Natasha, Pierre & The Great Comet of 1812 comes to the Imperial Theatre after four years of productions off Broadway. Dave Malloy whittled about 70 pages of Tolstoy’s War and Peace, to come up with the score for the period musical.
Set in Moscow during the Napoleonic Wars, Natasha, Pierre & The Great Comet tells the story of the young Countess Natasha (Denée Benton) as she deals with the throes of high-society romance and the unhappily married Russian aristocrat Pierre (Josh Groban) as he grapples with a dark existential crisis.
The heavy plot combined with moving performances, and catchy, eclectic music is sure to bring every member of the audience to tears.
Something to Rave About: The Costumes
The Tony Award-winning designer Paloma Young designed the costumes. Those browsing through rental shops for theatrical costumes here in Denver can learn from the way Paloma handled the challenge of dressing an unusually large cast: she used period costumes to make it easier to identify every character.

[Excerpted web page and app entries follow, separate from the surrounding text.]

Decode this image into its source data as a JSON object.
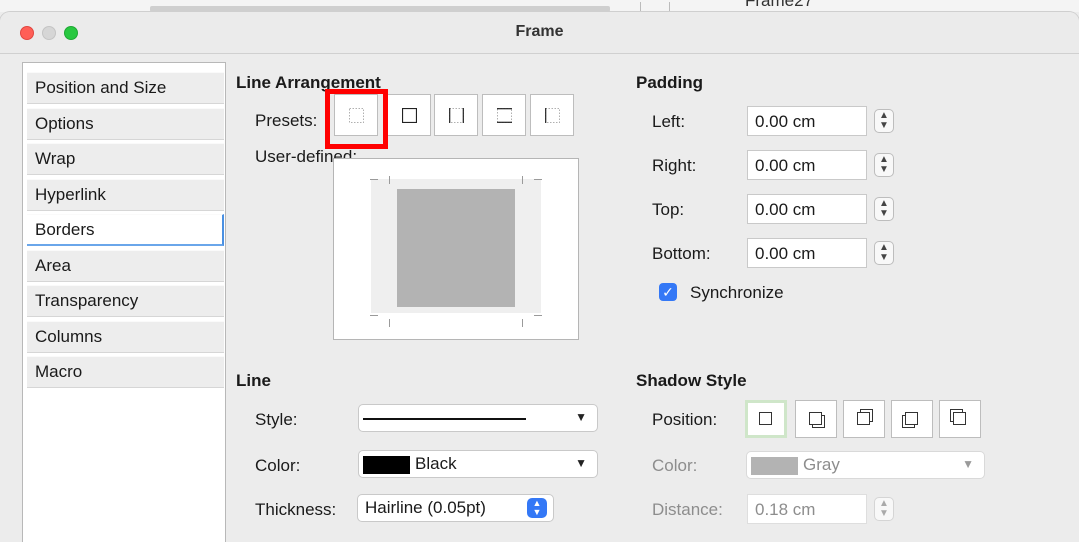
{
  "background": {
    "title_fragment": "Frame27"
  },
  "window": {
    "title": "Frame"
  },
  "sidebar": {
    "items": [
      {
        "label": "Position and Size"
      },
      {
        "label": "Options"
      },
      {
        "label": "Wrap"
      },
      {
        "label": "Hyperlink"
      },
      {
        "label": "Borders",
        "active": true
      },
      {
        "label": "Area"
      },
      {
        "label": "Transparency"
      },
      {
        "label": "Columns"
      },
      {
        "label": "Macro"
      }
    ]
  },
  "line_arrangement": {
    "title": "Line Arrangement",
    "presets_label": "Presets:",
    "user_defined_label": "User-defined:",
    "presets": [
      "none-icon",
      "box-icon",
      "left-right-icon",
      "top-bottom-icon",
      "left-only-icon"
    ]
  },
  "padding": {
    "title": "Padding",
    "left_label": "Left:",
    "left_value": "0.00 cm",
    "right_label": "Right:",
    "right_value": "0.00 cm",
    "top_label": "Top:",
    "top_value": "0.00 cm",
    "bottom_label": "Bottom:",
    "bottom_value": "0.00 cm",
    "synchronize_label": "Synchronize",
    "synchronize_checked": true
  },
  "line": {
    "title": "Line",
    "style_label": "Style:",
    "color_label": "Color:",
    "color_value": "Black",
    "color_hex": "#000000",
    "thickness_label": "Thickness:",
    "thickness_value": "Hairline (0.05pt)"
  },
  "shadow": {
    "title": "Shadow Style",
    "position_label": "Position:",
    "color_label": "Color:",
    "color_value": "Gray",
    "color_hex": "#b3b3b3",
    "distance_label": "Distance:",
    "distance_value": "0.18 cm"
  }
}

The costumes are a combination of period, vintage, and modern. The inspiration was mostly 1812, a little 1965, and a bit of 2016.
Paloma dressed the women, especially the lead roles, in rich silks. She also embellished the dresses with plenty of beading. Furthermore, she took inspiration for the costumes of the secondary and tertiary characters from a mix of 80s and 90s punk rock styles. In a rave scene in Act I, for instance, a chorus member caught the crowd’s attention by wearing a neon green bikini with a leather harness.
Other Production Details to Look Out For
The set design is just as decadent. The stage designer, Mimi Lien, created a lavish feel by dressing the entire house in crimson velvet and hanging 19th-century-style paintings. To make the set feel like a cabaret or super club, she removed some orchestra seats and replaced those with cocktail tables. No matter where you sit, you will likely be inches away from the actors, creating a 360-degree, immersive experience.
Broadway has seen its share of some of the most richly-designed productions. With its attention to set design and costume detail, it is not surprising to see Natasha, Pierre & The Great Comet of 1812 make that list in the future.